Lithiumbatterien für stationäre und mobile Anwendungen : Benchmarking und experimentelle Umsetzung
Jülich / Forschungszentrum Jülich, Zentralbibliothek, Verl. (2015, 2016) [Book, Dissertation / PhD Thesis]

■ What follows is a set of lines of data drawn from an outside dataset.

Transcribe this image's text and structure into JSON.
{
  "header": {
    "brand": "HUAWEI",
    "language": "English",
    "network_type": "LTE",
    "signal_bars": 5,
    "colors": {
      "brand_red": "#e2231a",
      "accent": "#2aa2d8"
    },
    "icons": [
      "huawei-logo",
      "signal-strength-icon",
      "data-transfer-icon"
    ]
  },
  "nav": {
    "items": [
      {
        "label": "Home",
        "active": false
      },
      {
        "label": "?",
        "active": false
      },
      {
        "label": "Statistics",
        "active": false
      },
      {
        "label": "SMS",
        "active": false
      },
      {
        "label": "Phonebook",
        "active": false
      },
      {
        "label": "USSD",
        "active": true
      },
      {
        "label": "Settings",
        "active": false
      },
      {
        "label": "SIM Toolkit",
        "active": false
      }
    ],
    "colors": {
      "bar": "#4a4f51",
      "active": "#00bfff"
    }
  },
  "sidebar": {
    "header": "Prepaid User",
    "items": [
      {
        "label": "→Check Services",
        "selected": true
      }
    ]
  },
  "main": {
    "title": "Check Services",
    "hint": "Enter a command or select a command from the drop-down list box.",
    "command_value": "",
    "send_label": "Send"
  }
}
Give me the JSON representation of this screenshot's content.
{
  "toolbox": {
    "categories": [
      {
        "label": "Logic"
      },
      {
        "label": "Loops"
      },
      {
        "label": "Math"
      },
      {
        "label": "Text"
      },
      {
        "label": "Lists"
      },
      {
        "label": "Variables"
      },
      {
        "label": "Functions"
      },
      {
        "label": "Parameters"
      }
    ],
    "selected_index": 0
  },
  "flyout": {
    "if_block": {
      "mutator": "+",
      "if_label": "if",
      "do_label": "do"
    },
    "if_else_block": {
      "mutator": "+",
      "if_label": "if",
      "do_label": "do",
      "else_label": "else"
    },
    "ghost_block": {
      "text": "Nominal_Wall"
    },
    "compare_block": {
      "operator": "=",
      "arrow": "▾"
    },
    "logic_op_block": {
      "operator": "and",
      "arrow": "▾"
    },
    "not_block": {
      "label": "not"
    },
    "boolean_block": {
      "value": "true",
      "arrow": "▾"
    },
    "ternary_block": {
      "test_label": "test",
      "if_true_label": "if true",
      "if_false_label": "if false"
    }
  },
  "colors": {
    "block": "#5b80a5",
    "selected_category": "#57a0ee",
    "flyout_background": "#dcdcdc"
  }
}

In order to reduce the anthropogenic greenhouse gas emission, a conversion of the electric energy supply towards renewable energies is mandatory. Therefore it is necessary to introduce novel electrochemical energy storages. The development of a model which evaluates the application specific potential of lithium batteries and their components is the goal of this work. Additionally, the most promising research areas are to be derived and experimentally validated. The work approach is based on the derivation of a benchmarking model, which enables an evaluation of anodes, cathodes, electrolytes and passive components used in lithium batteries for battery and hybrid electric vehicles as well as a stationary photovoltaic battery system. Based on an extensive literature study, limiting and accessible characteristics for the requirements: energy density, power density, safety, lifetime, costs and raw materials are defined for the different components. They build the fundament of the following benchmarking process. The developed benchmarking model enables a systematic, quantitative and application specific evaluation of the considered components. Thus, the poor safety characteristics together with a comparably low volumetric energy density make sulfur cathodes unsuitable for all contemplated applications. Lithium and tin anodes as well as the Co and Ni based cathodes: LiCoO2, LiNiO2, LiNi0,8Co0,15Al0,05O2 and LiNi0,33Mn0,33Co0,33O2 cannot be used as well, due to their insufficient safety properties. The anode material Li4Ti5O12 is inapplicable in stationary systems because of its low cost and reserve evaluation factors. Organic respectively inorganic solid state electrolytes have a low ionic conductivity respectively a comparably high contact resistance during cycling. They are therefore not suited to be used in large scaled cells for the considered applications. An increase of the energy density of state of the art systems for battery electric vehicles by 100% is possible in cells based on silicon anodes together with high-capacity or high-voltage cathodes. Substitution of silicon with carbon anodes decreases the energy density, but increases the lifetime evaluation of resulting cells considerably. Cell concepts based on LiFePO4 and Li4Ti5O12 promise a high power density in combination with a high safety and lifetime evaluation. They are therefore interesting candidates for batteries in hybrid electric vehicles. The application of TiO2 anodes with LiFePO4 cathodes in lifetime, raw material and cost optimized cells is most interesting for stationary systems. The degradation process of conventional organic carbonate based electrolytes with high-voltage cathodes has not been completely understood, yet. Based on the experimental evaluation of a derived aging model, it is possible to show that the oxidation of the electrolyte has to be considered, if it is unstable against the cathode potential. The process has diffusion controlled kinetics and occurs even after the formation of the initial surface layers on the electrode. The utilization of electrolytes which are stable at high anodic potentials are suitable to increase both safety and lifetime of cells with high-voltage cathodes. The characterization of electrolytes based on novel ionic liquids with a 5 cyanotetrazolide anion enables their evaluation according to the derived benchmarking model. Thus, the electrolyte class offers comparably high power densities, safety evaluation factors and a sufficient anodic stability window for the application with high-voltage cathodes.